“These might have direct water access, so that’s another thing that’s popular,” she added, “but that’s a particular buyer, who’s into sailing and has been to Croatia several times in a boat. We see a steady stream of this type of buyer, but no massive increases.”
WHO BUYS IN CROATIA
Before the financial crisis, the British and the Irish were the most frequent foreign buyers. Today there are still European buyers, as well as Americans. But brokers are seeing more interest among Russians and citizens of former Soviet Republics like Ukraine.
Croats who live elsewhere but want vacation or retirement properties back home represent a strong segment of the foreign market — as do expatriates from Bosnia and other parts of the former Yugoslavia, Ms. Cvjetkovic said. “People from the former Yugoslavia who are now living in Europe etc. are returning to buy here,” she said.
Foreigners don’t face buying restrictions in Croatia unless their home country restricts Croatian buyers, brokers said. This reciprocity rule allows citizens of European Union countries to buy in Croatia without restrictions, and most recently, Ukraine instituted a reciprocity agreement with Croatia, Mr. Coulson said.

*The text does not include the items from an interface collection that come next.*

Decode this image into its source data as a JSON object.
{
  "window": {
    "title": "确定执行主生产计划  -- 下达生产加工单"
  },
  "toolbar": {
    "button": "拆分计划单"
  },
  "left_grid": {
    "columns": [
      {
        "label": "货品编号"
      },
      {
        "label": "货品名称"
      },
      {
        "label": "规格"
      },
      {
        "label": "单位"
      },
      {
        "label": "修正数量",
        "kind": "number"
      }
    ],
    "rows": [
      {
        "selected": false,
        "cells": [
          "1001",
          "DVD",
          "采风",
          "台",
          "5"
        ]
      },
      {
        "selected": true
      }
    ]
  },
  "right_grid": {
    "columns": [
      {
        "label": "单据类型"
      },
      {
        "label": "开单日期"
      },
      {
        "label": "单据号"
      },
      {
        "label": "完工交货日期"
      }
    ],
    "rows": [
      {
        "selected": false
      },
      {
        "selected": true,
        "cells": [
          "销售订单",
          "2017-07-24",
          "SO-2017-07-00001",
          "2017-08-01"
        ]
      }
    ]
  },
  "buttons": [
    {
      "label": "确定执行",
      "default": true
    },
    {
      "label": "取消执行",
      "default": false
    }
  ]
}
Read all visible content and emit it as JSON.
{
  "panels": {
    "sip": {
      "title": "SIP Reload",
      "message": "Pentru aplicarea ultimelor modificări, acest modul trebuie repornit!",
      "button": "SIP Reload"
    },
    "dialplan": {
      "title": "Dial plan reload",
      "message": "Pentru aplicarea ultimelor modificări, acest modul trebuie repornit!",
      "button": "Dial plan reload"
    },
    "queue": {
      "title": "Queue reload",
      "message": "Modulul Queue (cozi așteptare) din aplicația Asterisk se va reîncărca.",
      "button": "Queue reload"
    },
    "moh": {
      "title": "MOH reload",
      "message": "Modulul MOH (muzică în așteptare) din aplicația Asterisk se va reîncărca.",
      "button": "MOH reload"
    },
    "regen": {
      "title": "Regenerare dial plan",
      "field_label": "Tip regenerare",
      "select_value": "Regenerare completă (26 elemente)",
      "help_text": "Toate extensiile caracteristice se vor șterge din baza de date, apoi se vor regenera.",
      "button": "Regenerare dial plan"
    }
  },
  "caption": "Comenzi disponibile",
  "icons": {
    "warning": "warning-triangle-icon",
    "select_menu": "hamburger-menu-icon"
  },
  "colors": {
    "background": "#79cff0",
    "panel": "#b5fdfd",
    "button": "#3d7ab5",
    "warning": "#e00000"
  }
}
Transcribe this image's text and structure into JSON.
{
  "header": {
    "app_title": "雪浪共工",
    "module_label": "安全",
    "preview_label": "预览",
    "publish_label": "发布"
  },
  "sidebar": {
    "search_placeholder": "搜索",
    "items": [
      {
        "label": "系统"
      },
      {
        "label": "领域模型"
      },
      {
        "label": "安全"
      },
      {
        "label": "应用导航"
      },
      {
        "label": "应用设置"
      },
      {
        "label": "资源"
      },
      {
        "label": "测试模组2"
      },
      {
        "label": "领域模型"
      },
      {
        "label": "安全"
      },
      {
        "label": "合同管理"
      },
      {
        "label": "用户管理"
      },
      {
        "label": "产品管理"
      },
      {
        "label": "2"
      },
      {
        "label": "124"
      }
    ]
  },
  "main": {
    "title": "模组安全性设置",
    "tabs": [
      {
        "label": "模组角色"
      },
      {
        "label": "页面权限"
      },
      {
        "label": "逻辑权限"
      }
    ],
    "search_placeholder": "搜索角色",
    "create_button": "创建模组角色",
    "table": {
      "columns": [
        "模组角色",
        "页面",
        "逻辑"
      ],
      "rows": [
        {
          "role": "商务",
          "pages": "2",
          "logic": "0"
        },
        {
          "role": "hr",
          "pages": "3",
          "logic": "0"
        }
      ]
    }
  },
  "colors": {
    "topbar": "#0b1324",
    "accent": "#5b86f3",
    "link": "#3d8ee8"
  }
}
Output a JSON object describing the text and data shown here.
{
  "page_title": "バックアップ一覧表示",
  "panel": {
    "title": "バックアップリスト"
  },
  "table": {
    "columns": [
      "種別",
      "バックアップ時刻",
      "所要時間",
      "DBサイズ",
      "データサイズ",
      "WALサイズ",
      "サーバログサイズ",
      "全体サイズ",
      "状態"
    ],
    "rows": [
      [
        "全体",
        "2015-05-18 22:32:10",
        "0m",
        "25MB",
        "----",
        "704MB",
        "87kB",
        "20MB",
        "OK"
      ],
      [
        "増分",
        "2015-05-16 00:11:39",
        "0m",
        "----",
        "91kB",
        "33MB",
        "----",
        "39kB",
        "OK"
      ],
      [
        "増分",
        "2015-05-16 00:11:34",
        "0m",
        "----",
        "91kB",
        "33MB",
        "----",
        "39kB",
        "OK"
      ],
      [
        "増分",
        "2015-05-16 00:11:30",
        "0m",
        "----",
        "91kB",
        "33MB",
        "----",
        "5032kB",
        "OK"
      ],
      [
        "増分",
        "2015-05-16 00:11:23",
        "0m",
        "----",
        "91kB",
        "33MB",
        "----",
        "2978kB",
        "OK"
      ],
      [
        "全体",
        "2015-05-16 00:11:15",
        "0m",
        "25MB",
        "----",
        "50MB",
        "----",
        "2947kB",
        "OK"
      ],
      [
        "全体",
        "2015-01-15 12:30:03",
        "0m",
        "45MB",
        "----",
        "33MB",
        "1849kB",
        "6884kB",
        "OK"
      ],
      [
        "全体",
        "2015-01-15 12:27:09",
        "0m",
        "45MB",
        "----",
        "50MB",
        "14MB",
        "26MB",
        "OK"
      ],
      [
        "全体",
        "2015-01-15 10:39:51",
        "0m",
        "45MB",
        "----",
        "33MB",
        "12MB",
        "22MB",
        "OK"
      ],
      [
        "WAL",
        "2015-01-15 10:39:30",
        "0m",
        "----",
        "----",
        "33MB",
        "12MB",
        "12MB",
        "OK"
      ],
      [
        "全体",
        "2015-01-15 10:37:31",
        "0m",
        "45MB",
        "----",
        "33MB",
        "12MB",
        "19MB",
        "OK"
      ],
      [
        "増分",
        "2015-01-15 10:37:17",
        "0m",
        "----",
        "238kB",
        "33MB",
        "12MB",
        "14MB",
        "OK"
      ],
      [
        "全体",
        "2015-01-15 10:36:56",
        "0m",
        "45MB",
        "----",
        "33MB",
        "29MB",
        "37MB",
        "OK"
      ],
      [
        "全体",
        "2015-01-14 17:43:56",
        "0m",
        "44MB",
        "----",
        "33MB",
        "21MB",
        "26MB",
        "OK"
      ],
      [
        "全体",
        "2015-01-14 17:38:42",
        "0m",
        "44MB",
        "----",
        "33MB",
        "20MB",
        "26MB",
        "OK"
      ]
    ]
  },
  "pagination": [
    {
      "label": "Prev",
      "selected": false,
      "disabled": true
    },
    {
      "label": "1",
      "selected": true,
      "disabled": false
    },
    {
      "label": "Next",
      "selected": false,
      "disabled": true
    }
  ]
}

For Americans, reciprocity depends on state of residence. More than half the states in the United States have reciprocity agreements with Croatia, including New York, New Jersey and Connecticut, brokers said.
Buyers from areas without reciprocity are required to set up a Croatian ownership company, at a cost of about $1,400, in addition to monthly carrying costs of about $210, Mr. Coulson said. The company should be seen to generate income, which can be achieved by renting out the home when not in residence, Ms. Cvjetkovic said.
Doing a title search is imperative in a Croatian transaction, Mr. Marette said. Buyers pay a 5 percent transfer tax and lawyers’ fees of 1 to 1.5 percent, brokers said. However, a buyer taking over the shares of a company that owns a home, as would be the case with this villa, avoids the transfer tax, Ms. Cvjetkovic said.